LGBTQ advocates want apology for years of Montreal police raids
Published Friday, August 11, 2017 1:38PM EDT
Last Updated Friday, August 11, 2017 6:23PM EDT
Years after a series of violent police raids targeted Montreal’s gay bars, a city councillor has put forward a motion asking for an official apology.
Projet Montreal councillor Richard Ryan said Montreal’s history of police harassment towards the LGBTQ community remains a stain on the city that requires an apology.
Throughout the '70s, '80s and '90s, police were frequently aggressive towards gays and lesbians, including the infamous raid on the Sex Garage gay club.
Early in the morning of July 16, 1990, police ordered the evacuation of the club based on the premise it was selling alcohol.
There was no alcohol in the club, but patrons were not allowed to return. Instead several dozen officers insulted the patrons, then began to assault them at random. Several people were beaten and then charged with assaulting police officers.

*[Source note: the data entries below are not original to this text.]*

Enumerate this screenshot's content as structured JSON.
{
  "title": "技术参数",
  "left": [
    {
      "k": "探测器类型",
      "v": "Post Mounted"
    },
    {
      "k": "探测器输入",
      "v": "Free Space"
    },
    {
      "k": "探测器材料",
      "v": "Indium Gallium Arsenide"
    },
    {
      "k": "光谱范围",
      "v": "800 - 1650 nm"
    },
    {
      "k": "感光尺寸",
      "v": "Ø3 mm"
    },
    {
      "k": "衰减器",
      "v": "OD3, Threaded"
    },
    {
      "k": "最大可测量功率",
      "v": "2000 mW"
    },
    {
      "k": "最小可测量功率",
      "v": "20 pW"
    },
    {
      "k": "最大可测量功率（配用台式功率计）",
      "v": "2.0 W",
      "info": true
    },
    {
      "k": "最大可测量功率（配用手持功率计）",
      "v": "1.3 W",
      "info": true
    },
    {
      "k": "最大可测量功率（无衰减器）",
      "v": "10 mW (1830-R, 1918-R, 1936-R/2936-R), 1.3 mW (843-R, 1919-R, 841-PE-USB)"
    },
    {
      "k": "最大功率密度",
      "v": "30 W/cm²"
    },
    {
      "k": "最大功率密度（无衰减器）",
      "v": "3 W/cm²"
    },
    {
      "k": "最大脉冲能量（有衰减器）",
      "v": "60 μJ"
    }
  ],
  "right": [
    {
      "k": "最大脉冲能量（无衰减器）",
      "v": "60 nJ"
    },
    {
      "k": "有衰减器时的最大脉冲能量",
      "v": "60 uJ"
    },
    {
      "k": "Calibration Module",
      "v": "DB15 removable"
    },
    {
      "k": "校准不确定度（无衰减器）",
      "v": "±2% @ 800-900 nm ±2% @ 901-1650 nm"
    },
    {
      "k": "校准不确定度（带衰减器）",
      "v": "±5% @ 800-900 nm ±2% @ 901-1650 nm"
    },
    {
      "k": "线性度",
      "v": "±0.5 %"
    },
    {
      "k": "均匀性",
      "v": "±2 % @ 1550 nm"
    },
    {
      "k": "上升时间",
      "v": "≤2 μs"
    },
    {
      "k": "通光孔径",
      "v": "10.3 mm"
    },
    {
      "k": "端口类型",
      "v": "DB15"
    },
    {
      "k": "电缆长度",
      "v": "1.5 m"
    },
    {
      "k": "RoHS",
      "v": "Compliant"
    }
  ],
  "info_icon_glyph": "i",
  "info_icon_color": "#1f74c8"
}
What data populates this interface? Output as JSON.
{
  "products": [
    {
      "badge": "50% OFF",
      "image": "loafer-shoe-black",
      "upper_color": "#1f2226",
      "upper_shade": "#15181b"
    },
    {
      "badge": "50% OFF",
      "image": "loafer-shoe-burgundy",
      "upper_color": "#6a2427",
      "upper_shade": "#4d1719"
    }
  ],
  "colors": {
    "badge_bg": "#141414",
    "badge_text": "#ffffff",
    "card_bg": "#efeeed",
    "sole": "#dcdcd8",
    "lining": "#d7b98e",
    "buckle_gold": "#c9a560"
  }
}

LGBTQ festival Divers/Cité founder Puelo Deir was at the club that night.
“I felt the oppression when I was in a club when the police came in with their machine guns and billyclubs and I’ll tell you, it was terrifying,” he said. “It ruined lives. People committed suicide over this, people were brought into court and were criminalized. Times have changed and they owe us an apology.”
During a protest the following night, dozens of officers once again assaulted demonstrators and one person was hospitalized.
Projet Montreal leader Valerie Plante said it is time to apologize for the mistakes of the past.
"It's important to acknowledge some of the mistakes made in the past, that there was some systemic harassment being done over sexual orientation," said Plante. "Because it's Pride Week, we think it's important to acknowledge and raise awareness of past fights the community had to do to be recognized and respected."
In Toronto, police chief Mark Saunders apologized in June, 2016 for a 1981 raid on bathhouses that resulted in the arrest of 300 gay men. Employees, owners and patrons all faced a variety of charges, 90 per cent of which were later dropped.
Montreal police officials told CTV they are examining the request.
Mayor Denis Coderre had no comment.
Deir, who is the grand marshal of this year's Pride parade, believes an apology would go a long way.
"The people who suffered during those times, the people who are still alive it will be such a great weight off their shoulders and it will buoy our community," said Deir.
Projet Montreal would also like to see a special site dedicated to those who have fought homophobia and transphobia over several decades.